(Page and application data records)
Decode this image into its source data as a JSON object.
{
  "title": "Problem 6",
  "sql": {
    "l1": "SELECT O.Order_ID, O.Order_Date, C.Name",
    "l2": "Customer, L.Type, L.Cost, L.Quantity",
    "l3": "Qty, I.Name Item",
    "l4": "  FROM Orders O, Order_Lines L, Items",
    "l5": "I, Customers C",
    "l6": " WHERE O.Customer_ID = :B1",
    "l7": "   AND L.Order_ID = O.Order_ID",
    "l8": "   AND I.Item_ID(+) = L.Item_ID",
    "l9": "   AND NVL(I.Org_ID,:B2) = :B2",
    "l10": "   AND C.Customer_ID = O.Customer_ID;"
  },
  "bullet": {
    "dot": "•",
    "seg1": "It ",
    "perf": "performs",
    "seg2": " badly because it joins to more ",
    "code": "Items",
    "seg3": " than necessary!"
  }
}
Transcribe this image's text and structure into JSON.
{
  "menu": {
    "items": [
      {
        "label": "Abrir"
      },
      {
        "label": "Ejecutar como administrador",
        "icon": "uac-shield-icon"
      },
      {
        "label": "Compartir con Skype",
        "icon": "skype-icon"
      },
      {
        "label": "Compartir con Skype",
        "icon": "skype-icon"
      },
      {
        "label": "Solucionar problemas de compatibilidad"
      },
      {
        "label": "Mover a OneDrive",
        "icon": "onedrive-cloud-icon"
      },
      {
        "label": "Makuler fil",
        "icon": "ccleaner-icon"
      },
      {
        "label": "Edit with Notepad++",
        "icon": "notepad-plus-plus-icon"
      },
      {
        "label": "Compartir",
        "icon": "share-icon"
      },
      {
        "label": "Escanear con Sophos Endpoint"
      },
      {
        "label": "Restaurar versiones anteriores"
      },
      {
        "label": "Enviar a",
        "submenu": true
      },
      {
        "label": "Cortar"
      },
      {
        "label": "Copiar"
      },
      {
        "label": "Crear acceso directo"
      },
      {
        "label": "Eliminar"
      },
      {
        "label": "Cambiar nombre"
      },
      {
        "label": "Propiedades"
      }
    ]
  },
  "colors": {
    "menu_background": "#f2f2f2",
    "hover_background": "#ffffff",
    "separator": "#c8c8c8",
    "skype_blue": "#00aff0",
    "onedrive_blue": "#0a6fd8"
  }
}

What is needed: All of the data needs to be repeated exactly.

Answer space:
Decode this image into its source data as a JSON object.
{
  "title": "Problem 6",
  "sql": {
    "l1": "SELECT O.Order_ID, O.Order_Date, C.Name",
    "l2": "Customer, L.Type, L.Cost, L.Quantity",
    "l3": "Qty, I.Name Item",
    "l4": "  FROM Orders O, Order_Lines L, Items",
    "l5": "I, Customers C",
    "l6": " WHERE O.Customer_ID = :B1",
    "l7": "   AND L.Order_ID = O.Order_ID",
    "l8": "   AND I.Item_ID(+) = L.Item_ID",
    "l9": "   AND NVL(I.Org_ID,:B2) = :B2",
    "l10": "   AND C.Customer_ID = O.Customer_ID;"
  },
  "bullet": {
    "dot": "•",
    "seg1": "It ",
    "perf": "performs",
    "seg2": " badly because it joins to more ",
    "code": "Items",
    "seg3": " than necessary!"
  }
}
Transcribe this image's text and structure into JSON.
{
  "menu": {
    "items": [
      {
        "label": "Abrir"
      },
      {
        "label": "Ejecutar como administrador",
        "icon": "uac-shield-icon"
      },
      {
        "label": "Compartir con Skype",
        "icon": "skype-icon"
      },
      {
        "label": "Compartir con Skype",
        "icon": "skype-icon"
      },
      {
        "label": "Solucionar problemas de compatibilidad"
      },
      {
        "label": "Mover a OneDrive",
        "icon": "onedrive-cloud-icon"
      },
      {
        "label": "Makuler fil",
        "icon": "ccleaner-icon"
      },
      {
        "label": "Edit with Notepad++",
        "icon": "notepad-plus-plus-icon"
      },
      {
        "label": "Compartir",
        "icon": "share-icon"
      },
      {
        "label": "Escanear con Sophos Endpoint"
      },
      {
        "label": "Restaurar versiones anteriores"
      },
      {
        "label": "Enviar a",
        "submenu": true
      },
      {
        "label": "Cortar"
      },
      {
        "label": "Copiar"
      },
      {
        "label": "Crear acceso directo"
      },
      {
        "label": "Eliminar"
      },
      {
        "label": "Cambiar nombre"
      },
      {
        "label": "Propiedades"
      }
    ]
  },
  "colors": {
    "menu_background": "#f2f2f2",
    "hover_background": "#ffffff",
    "separator": "#c8c8c8",
    "skype_blue": "#00aff0",
    "onedrive_blue": "#0a6fd8"
  }
}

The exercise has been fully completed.